Given the novelty of the concept, Phil Ejercito was skeptical about how the city would react to CRASH Madison. This is a system to broadcast text messages about the status of the Halloween party on State Street, including information about the weather, entertainment venues, crowd sizes, and dangerous situations, among other things. How is the city responding the texting plans announced by Ejercito?
A Halloween organizer, the mayor's spokesperson, and a police spokesperson weigh in:
- Joel Plant, city alcohol policy coordinator and primary Halloween planning liaison: "I think the CRASH Madison service is both novel and useful. The timely dissemination of accurate information will be very helpful for everyone involved. Furthermore, [Ejercito's] efforts reiterate the fact that the issues surrounding Halloween in Madison are community issues that require community action."

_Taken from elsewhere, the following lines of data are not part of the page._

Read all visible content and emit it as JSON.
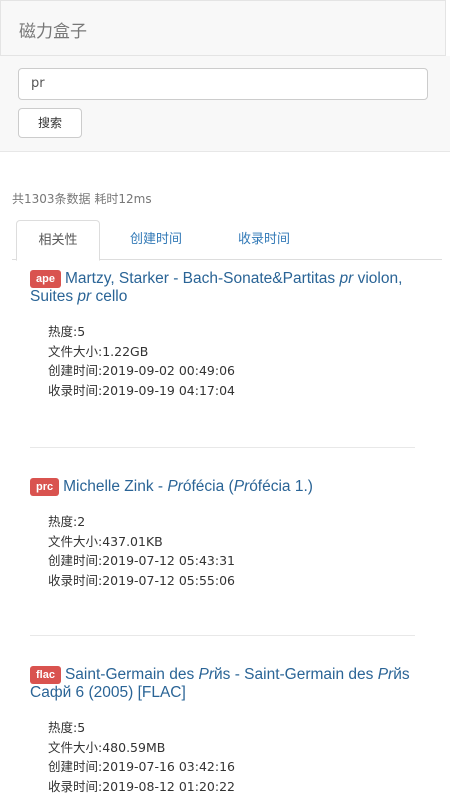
{
  "header": {
    "brand": "磁力盒子"
  },
  "search": {
    "value": "pr",
    "button_label": "搜索"
  },
  "stats": "共1303条数据 耗时12ms",
  "tabs": [
    {
      "label": "相关性",
      "active": true
    },
    {
      "label": "创建时间",
      "active": false
    },
    {
      "label": "收录时间",
      "active": false
    }
  ],
  "results": [
    {
      "badge": "ape",
      "title_parts": [
        "Martzy, Starker - Bach-Sonate&Partitas ",
        "pr",
        " violon, Suites ",
        "pr",
        " cello"
      ],
      "heat": "热度:5",
      "size": "文件大小:1.22GB",
      "created": "创建时间:2019-09-02 00:49:06",
      "indexed": "收录时间:2019-09-19 04:17:04"
    },
    {
      "badge": "prc",
      "title_parts": [
        "Michelle Zink - ",
        "Pr",
        "ófécia (",
        "Pr",
        "ófécia 1.)"
      ],
      "heat": "热度:2",
      "size": "文件大小:437.01KB",
      "created": "创建时间:2019-07-12 05:43:31",
      "indexed": "收录时间:2019-07-12 05:55:06"
    },
    {
      "badge": "flac",
      "title_parts": [
        "Saint-Germain des ",
        "Pr",
        "йs - Saint-Germain des ",
        "Pr",
        "йs Cафй 6 (2005) [FLAC]"
      ],
      "heat": "热度:5",
      "size": "文件大小:480.59MB",
      "created": "创建时间:2019-07-16 03:42:16",
      "indexed": "收录时间:2019-08-12 01:20:22"
    }
  ]
}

- George Twigg, communications director for Mayor Cieslewicz: "The mayor supports finding innovative ways to reach Halloween participants with accurate, timely information. This project would seem to fit that goal, and the mayor hopes it is successful in that regard."

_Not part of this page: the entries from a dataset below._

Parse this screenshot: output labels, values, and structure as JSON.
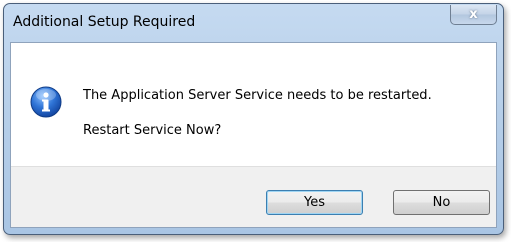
{
  "dialog": {
    "title": "Additional Setup Required",
    "close_label": "x",
    "icon": "info-icon",
    "message": "The Application Server Service needs to be restarted.",
    "prompt": "Restart Service Now?",
    "buttons": {
      "yes_label": "Yes",
      "no_label": "No"
    }
  },
  "colors": {
    "titlebar": "#b7cfe9",
    "footer": "#f0f0f0",
    "info_icon": "#1f5fc4"
  }
}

- Officer Howard Payne, a public information officer for the Madison Police Department: "We have no issue with any outlet that's delivering information. We can't control that. As long as this outlet is delivering timely and factual information to whoever they're clients might be, I can't see it being a negative thing, especially by way of informing people about lines, bands, locations to eat, and other information that people want to know. We're not against this as long as it's giving factual information and not inciting some sort of a problem or promoting some type of negative situation. We would not want to align ourselves with anyone who is doing such a thing."

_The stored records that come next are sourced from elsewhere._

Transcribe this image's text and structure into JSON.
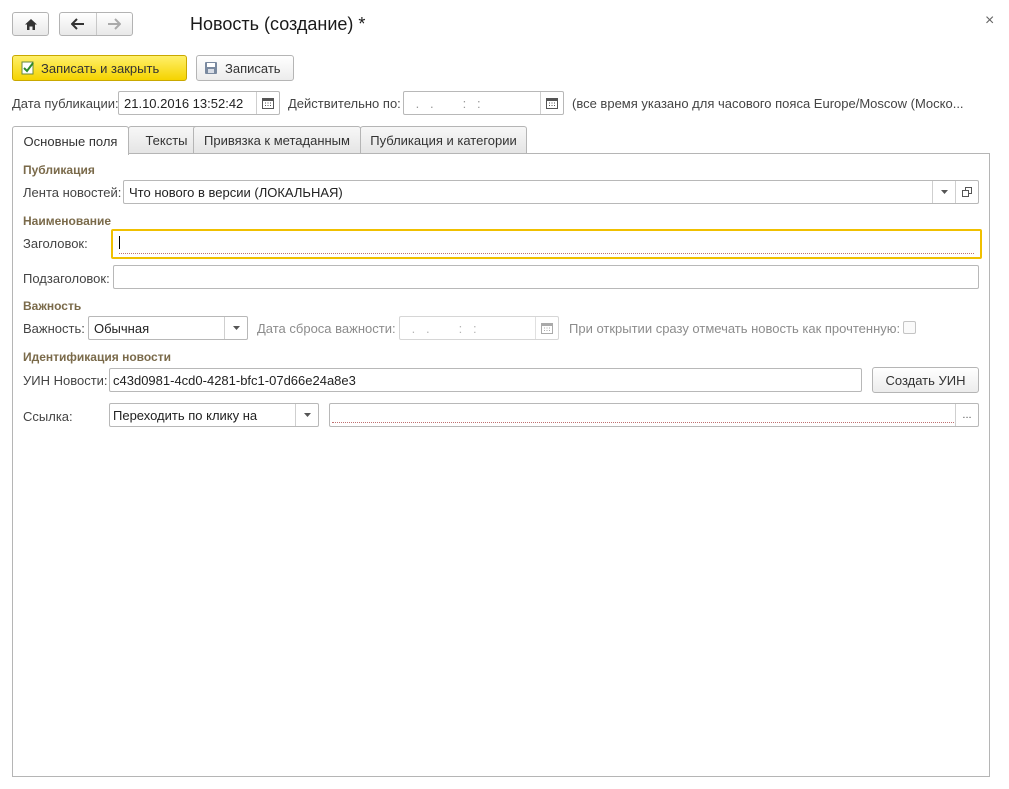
{
  "window": {
    "title": "Новость (создание) *",
    "close_glyph": "×"
  },
  "toolbar": {
    "save_close_label": "Записать и закрыть",
    "save_label": "Записать"
  },
  "dates": {
    "publish_label": "Дата публикации:",
    "publish_value": "21.10.2016 13:52:42",
    "valid_label": "Действительно по:",
    "valid_placeholder": " .   .        :   :",
    "timezone_note": "(все время указано для часового пояса Europe/Moscow (Моско..."
  },
  "tabs": [
    {
      "label": "Основные поля"
    },
    {
      "label": "Тексты"
    },
    {
      "label": "Привязка к метаданным"
    },
    {
      "label": "Публикация и категории"
    }
  ],
  "sections": {
    "publication": "Публикация",
    "naming": "Наименование",
    "importance": "Важность",
    "identification": "Идентификация новости"
  },
  "form": {
    "feed_label": "Лента новостей:",
    "feed_value": "Что нового в версии (ЛОКАЛЬНАЯ)",
    "heading_label": "Заголовок:",
    "heading_value": "",
    "subheading_label": "Подзаголовок:",
    "subheading_value": "",
    "importance_label": "Важность:",
    "importance_value": "Обычная",
    "reset_date_label": "Дата сброса важности:",
    "reset_date_placeholder": " .   .        :   :",
    "mark_read_label": "При открытии сразу отмечать новость как прочтенную:",
    "uin_label": "УИН Новости:",
    "uin_value": "c43d0981-4cd0-4281-bfc1-07d66e24a8e3",
    "create_uin_label": "Создать УИН",
    "link_label": "Ссылка:",
    "link_mode_value": "Переходить по клику на",
    "link_value": "",
    "ellipsis": "..."
  },
  "colors": {
    "accent_yellow": "#f5d300",
    "focus_border": "#f0c000",
    "section_heading": "#7a6a4a"
  },
  "icons": [
    "home-icon",
    "back-arrow-icon",
    "forward-arrow-icon",
    "close-icon",
    "save-close-icon",
    "save-disk-icon",
    "calendar-icon",
    "dropdown-icon",
    "open-form-icon"
  ]
}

As word spread about CRASH Madison, there was one question repeatedly asked by various persons: Will heavy network traffic due to the amount of people presumably using cell phones on State Street slow down or inhibit the text broadcasts in any way?
Ejercito says probably not. "It's a very legitimate concern that heavy network traffic will slow message delivery, but there are a couple of responses to that," he says. One, "we think SMS data is more likely to make it through than voice traffic," Ejercito states, and secondly, "text messages can be time-shifted and still received, unlike voice messages." Even if CRASH messages don't get through to all of its subscribers," he continues, enough messages getting through "can seed word-of-mouth message delivery with accurate and timely information as opposed to the usual rumors and misinformation that can breed confusion and chaos."